§ Task instructions: Find every line of the records that has "pendidikan" and return it.

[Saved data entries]
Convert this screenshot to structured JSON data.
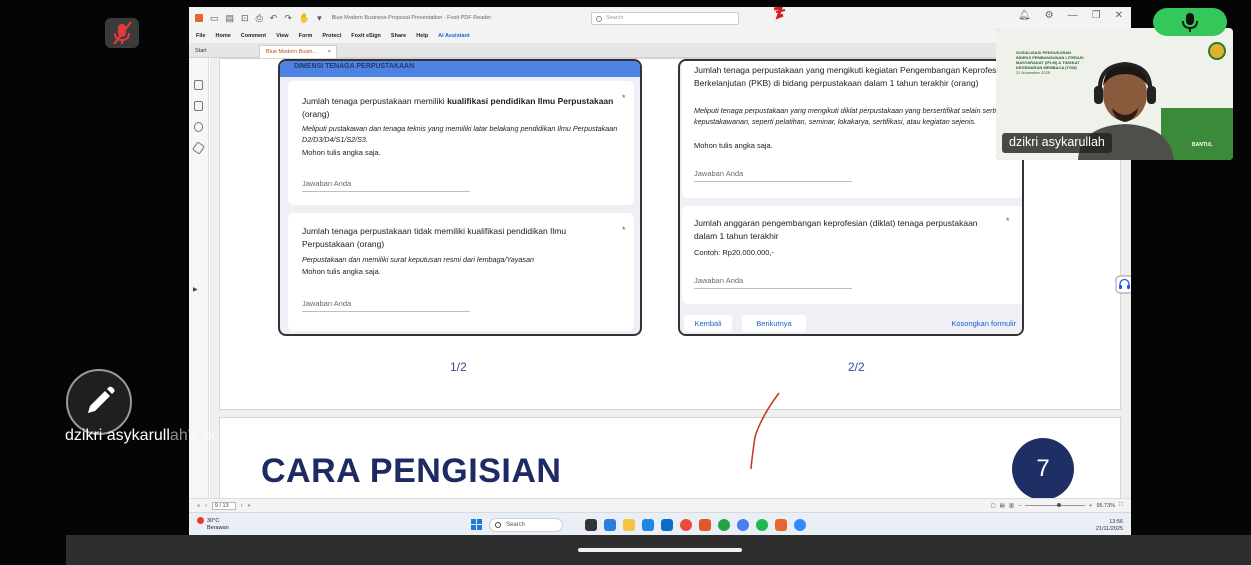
{
  "app": {
    "window_title": "Blue Modern Business Proposal Presentation - Foxit PDF Reader",
    "search_placeholder": "Search",
    "menu": [
      "File",
      "Home",
      "Comment",
      "View",
      "Form",
      "Protect",
      "Foxit eSign",
      "Share",
      "Help",
      "AI Assistant"
    ],
    "tabs": {
      "start": "Start",
      "doc": "Blue Modern Busin..."
    },
    "page_indicator": "9 / 13",
    "zoom": "95.73%"
  },
  "slide": {
    "form_left": {
      "header": "DIMENSI TENAGA PERPUSTAKAAN",
      "q1": {
        "pre": "Jumlah tenaga perpustakaan memiliki ",
        "bold": "kualifikasi pendidikan Ilmu Perpustakaan",
        "post": " (orang)",
        "desc": "Meliputi pustakawan dan tenaga teknis yang memiliki latar belakang pendidikan Ilmu Perpustakaan D2/D3/D4/S1/S2/S3.",
        "note": "Mohon tulis angka saja.",
        "answer": "Jawaban Anda"
      },
      "q2": {
        "text": "Jumlah tenaga perpustakaan tidak memiliki kualifikasi pendidikan Ilmu Perpustakaan (orang)",
        "desc": "Perpustakaan dan memiliki surat keputusan resmi dari lembaga/Yayasan",
        "note": "Mohon tulis angka saja.",
        "answer": "Jawaban Anda"
      },
      "page_label": "1/2"
    },
    "form_right": {
      "q1": {
        "text": "Jumlah tenaga perpustakaan yang mengikuti kegiatan Pengembangan Keprofesian Berkelanjutan (PKB) di bidang perpustakaan dalam 1 tahun terakhir (orang)",
        "desc": "Meliputi tenaga perpustakaan yang mengikuti diklat perpustakaan yang bersertifikat selain sertifikasi kepustakawanan, seperti pelatihan, seminar, lokakarya, sertifikasi, atau kegiatan sejenis.",
        "note": "Mohon tulis angka saja.",
        "answer": "Jawaban Anda"
      },
      "q2": {
        "text": "Jumlah anggaran pengembangan keprofesian (diklat) tenaga perpustakaan dalam 1 tahun terakhir",
        "note": "Contoh: Rp20.000.000,-",
        "answer": "Jawaban Anda"
      },
      "buttons": {
        "back": "Kembali",
        "next": "Berikutnya",
        "clear": "Kosongkan formulir"
      },
      "page_label": "2/2"
    },
    "next_slide_title": "CARA PENGISIAN",
    "badge": "7"
  },
  "taskbar": {
    "weather_temp": "30°C",
    "weather_desc": "Berawan",
    "search": "Search",
    "time": "13:56",
    "date": "21/11/2025"
  },
  "meeting": {
    "participant_name": "dzikri asykarullah",
    "screen_label_main": "dzikri asykarull",
    "screen_label_fade": "ah's screen",
    "cam_slide_text": "SOSIALISASI PENGUKURAN INDEKS PEMBANGUNAN LITERASI MASYARAKAT (IPLM) & TINGKAT KEGEMARAN MEMBACA (TGM)",
    "cam_slide_date": "21 November 2025",
    "cam_region": "BANTUL"
  }
}
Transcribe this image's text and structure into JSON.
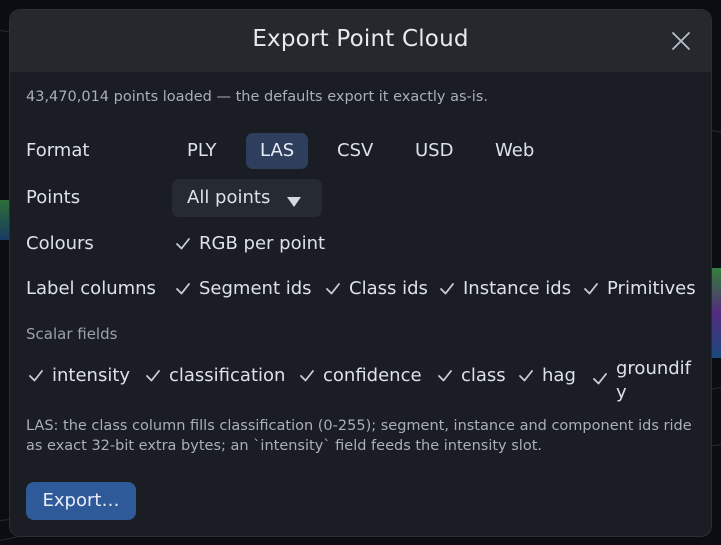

§ Written response:
        "bold": "kualifikasi pendidikan Ilmu Perpustakaan",
        "desc": "Meliputi pustakawan dan tenaga teknis yang memiliki latar belakang pendidikan Ilmu Perpustakaan D2/D3/D4/S1/S2/S3.",
        "text": "Jumlah tenaga perpustakaan tidak memiliki kualifikasi pendidikan Ilmu Perpustakaan (orang)",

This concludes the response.